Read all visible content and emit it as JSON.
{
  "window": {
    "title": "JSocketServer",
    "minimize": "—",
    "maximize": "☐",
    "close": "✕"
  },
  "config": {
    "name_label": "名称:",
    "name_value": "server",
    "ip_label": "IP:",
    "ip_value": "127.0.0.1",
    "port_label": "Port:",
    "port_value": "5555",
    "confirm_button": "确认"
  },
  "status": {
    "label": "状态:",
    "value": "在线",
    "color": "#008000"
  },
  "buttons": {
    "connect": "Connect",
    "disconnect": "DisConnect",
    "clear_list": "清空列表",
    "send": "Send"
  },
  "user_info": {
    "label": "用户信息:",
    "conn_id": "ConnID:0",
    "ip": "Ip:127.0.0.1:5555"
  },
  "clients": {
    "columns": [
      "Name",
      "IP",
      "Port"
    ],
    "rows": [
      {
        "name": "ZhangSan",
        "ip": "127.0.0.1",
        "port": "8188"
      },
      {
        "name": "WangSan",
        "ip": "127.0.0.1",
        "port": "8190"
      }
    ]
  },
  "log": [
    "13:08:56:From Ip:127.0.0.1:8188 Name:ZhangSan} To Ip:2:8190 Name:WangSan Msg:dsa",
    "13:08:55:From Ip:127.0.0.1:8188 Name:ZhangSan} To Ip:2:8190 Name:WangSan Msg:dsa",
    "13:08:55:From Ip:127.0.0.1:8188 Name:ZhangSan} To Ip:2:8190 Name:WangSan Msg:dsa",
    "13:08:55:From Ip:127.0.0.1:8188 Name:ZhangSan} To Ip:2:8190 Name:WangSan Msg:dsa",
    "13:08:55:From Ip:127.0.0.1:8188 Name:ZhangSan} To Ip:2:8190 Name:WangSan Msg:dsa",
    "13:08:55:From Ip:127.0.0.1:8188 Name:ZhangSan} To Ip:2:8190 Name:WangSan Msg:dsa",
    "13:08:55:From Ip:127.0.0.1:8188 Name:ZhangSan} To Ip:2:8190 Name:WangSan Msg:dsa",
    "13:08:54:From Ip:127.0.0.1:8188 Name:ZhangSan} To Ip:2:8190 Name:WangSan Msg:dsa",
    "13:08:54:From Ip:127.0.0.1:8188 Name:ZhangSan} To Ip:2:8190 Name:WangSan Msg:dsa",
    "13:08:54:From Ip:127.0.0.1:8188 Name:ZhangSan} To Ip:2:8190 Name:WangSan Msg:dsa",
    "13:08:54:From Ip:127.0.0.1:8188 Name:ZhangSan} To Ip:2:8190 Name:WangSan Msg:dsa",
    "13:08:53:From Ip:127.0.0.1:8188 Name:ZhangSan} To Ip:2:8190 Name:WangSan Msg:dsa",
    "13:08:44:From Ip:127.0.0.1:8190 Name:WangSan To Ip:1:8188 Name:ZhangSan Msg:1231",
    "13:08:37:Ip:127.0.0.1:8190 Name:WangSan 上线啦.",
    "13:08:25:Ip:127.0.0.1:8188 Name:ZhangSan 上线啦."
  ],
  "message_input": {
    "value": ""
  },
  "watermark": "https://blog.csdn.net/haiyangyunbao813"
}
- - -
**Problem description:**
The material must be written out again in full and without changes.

**Written answer:**
Read all visible content and emit it as JSON.
{
  "window": {
    "title": "JSocketServer",
    "minimize": "—",
    "maximize": "☐",
    "close": "✕"
  },
  "config": {
    "name_label": "名称:",
    "name_value": "server",
    "ip_label": "IP:",
    "ip_value": "127.0.0.1",
    "port_label": "Port:",
    "port_value": "5555",
    "confirm_button": "确认"
  },
  "status": {
    "label": "状态:",
    "value": "在线",
    "color": "#008000"
  },
  "buttons": {
    "connect": "Connect",
    "disconnect": "DisConnect",
    "clear_list": "清空列表",
    "send": "Send"
  },
  "user_info": {
    "label": "用户信息:",
    "conn_id": "ConnID:0",
    "ip": "Ip:127.0.0.1:5555"
  },
  "clients": {
    "columns": [
      "Name",
      "IP",
      "Port"
    ],
    "rows": [
      {
        "name": "ZhangSan",
        "ip": "127.0.0.1",
        "port": "8188"
      },
      {
        "name": "WangSan",
        "ip": "127.0.0.1",
        "port": "8190"
      }
    ]
  },
  "log": [
    "13:08:56:From Ip:127.0.0.1:8188 Name:ZhangSan} To Ip:2:8190 Name:WangSan Msg:dsa",
    "13:08:55:From Ip:127.0.0.1:8188 Name:ZhangSan} To Ip:2:8190 Name:WangSan Msg:dsa",
    "13:08:55:From Ip:127.0.0.1:8188 Name:ZhangSan} To Ip:2:8190 Name:WangSan Msg:dsa",
    "13:08:55:From Ip:127.0.0.1:8188 Name:ZhangSan} To Ip:2:8190 Name:WangSan Msg:dsa",
    "13:08:55:From Ip:127.0.0.1:8188 Name:ZhangSan} To Ip:2:8190 Name:WangSan Msg:dsa",
    "13:08:55:From Ip:127.0.0.1:8188 Name:ZhangSan} To Ip:2:8190 Name:WangSan Msg:dsa",
    "13:08:55:From Ip:127.0.0.1:8188 Name:ZhangSan} To Ip:2:8190 Name:WangSan Msg:dsa",
    "13:08:54:From Ip:127.0.0.1:8188 Name:ZhangSan} To Ip:2:8190 Name:WangSan Msg:dsa",
    "13:08:54:From Ip:127.0.0.1:8188 Name:ZhangSan} To Ip:2:8190 Name:WangSan Msg:dsa",
    "13:08:54:From Ip:127.0.0.1:8188 Name:ZhangSan} To Ip:2:8190 Name:WangSan Msg:dsa",
    "13:08:54:From Ip:127.0.0.1:8188 Name:ZhangSan} To Ip:2:8190 Name:WangSan Msg:dsa",
    "13:08:53:From Ip:127.0.0.1:8188 Name:ZhangSan} To Ip:2:8190 Name:WangSan Msg:dsa",
    "13:08:44:From Ip:127.0.0.1:8190 Name:WangSan To Ip:1:8188 Name:ZhangSan Msg:1231",
    "13:08:37:Ip:127.0.0.1:8190 Name:WangSan 上线啦.",
    "13:08:25:Ip:127.0.0.1:8188 Name:ZhangSan 上线啦."
  ],
  "message_input": {
    "value": ""
  },
  "watermark": "https://blog.csdn.net/haiyangyunbao813"
}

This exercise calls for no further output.